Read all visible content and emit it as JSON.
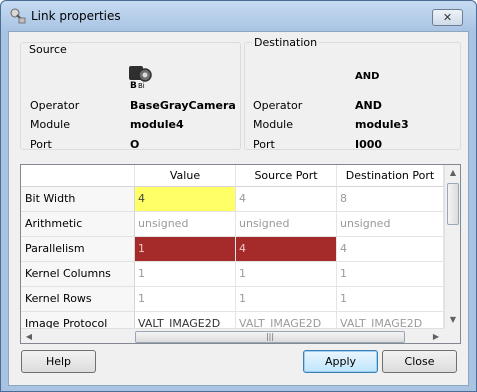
{
  "window": {
    "title": "Link properties",
    "close_glyph": "✕"
  },
  "source": {
    "group_title": "Source",
    "operator_label": "Operator",
    "operator_value": "BaseGrayCamera",
    "module_label": "Module",
    "module_value": "module4",
    "port_label": "Port",
    "port_value": "O",
    "icon": "camera-operator-icon"
  },
  "destination": {
    "group_title": "Destination",
    "header_value": "AND",
    "operator_label": "Operator",
    "operator_value": "AND",
    "module_label": "Module",
    "module_value": "module3",
    "port_label": "Port",
    "port_value": "I000"
  },
  "table": {
    "columns": [
      "Value",
      "Source Port",
      "Destination Port"
    ],
    "rows": [
      {
        "label": "Bit Width",
        "cells": [
          "4",
          "4",
          "8"
        ]
      },
      {
        "label": "Arithmetic",
        "cells": [
          "unsigned",
          "unsigned",
          "unsigned"
        ]
      },
      {
        "label": "Parallelism",
        "cells": [
          "1",
          "4",
          "4"
        ]
      },
      {
        "label": "Kernel Columns",
        "cells": [
          "1",
          "1",
          "1"
        ]
      },
      {
        "label": "Kernel Rows",
        "cells": [
          "1",
          "1",
          "1"
        ]
      },
      {
        "label": "Image Protocol",
        "cells": [
          "VALT_IMAGE2D",
          "VALT_IMAGE2D",
          "VALT_IMAGE2D"
        ]
      }
    ],
    "highlight_colors": {
      "yellow": "#ffff66",
      "red": "#a52a2a"
    }
  },
  "buttons": {
    "help": "Help",
    "apply": "Apply",
    "close": "Close"
  },
  "scrollbar": {
    "grip": "|||"
  }
}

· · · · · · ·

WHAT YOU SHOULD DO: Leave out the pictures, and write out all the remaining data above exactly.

THE ANSWER:
Read all visible content and emit it as JSON.
{
  "window": {
    "title": "Link properties",
    "close_glyph": "✕"
  },
  "source": {
    "group_title": "Source",
    "operator_label": "Operator",
    "operator_value": "BaseGrayCamera",
    "module_label": "Module",
    "module_value": "module4",
    "port_label": "Port",
    "port_value": "O",
    "icon": "camera-operator-icon"
  },
  "destination": {
    "group_title": "Destination",
    "header_value": "AND",
    "operator_label": "Operator",
    "operator_value": "AND",
    "module_label": "Module",
    "module_value": "module3",
    "port_label": "Port",
    "port_value": "I000"
  },
  "table": {
    "columns": [
      "Value",
      "Source Port",
      "Destination Port"
    ],
    "rows": [
      {
        "label": "Bit Width",
        "cells": [
          "4",
          "4",
          "8"
        ]
      },
      {
        "label": "Arithmetic",
        "cells": [
          "unsigned",
          "unsigned",
          "unsigned"
        ]
      },
      {
        "label": "Parallelism",
        "cells": [
          "1",
          "4",
          "4"
        ]
      },
      {
        "label": "Kernel Columns",
        "cells": [
          "1",
          "1",
          "1"
        ]
      },
      {
        "label": "Kernel Rows",
        "cells": [
          "1",
          "1",
          "1"
        ]
      },
      {
        "label": "Image Protocol",
        "cells": [
          "VALT_IMAGE2D",
          "VALT_IMAGE2D",
          "VALT_IMAGE2D"
        ]
      }
    ],
    "highlight_colors": {
      "yellow": "#ffff66",
      "red": "#a52a2a"
    }
  },
  "buttons": {
    "help": "Help",
    "apply": "Apply",
    "close": "Close"
  },
  "scrollbar": {
    "grip": "|||"
  }
}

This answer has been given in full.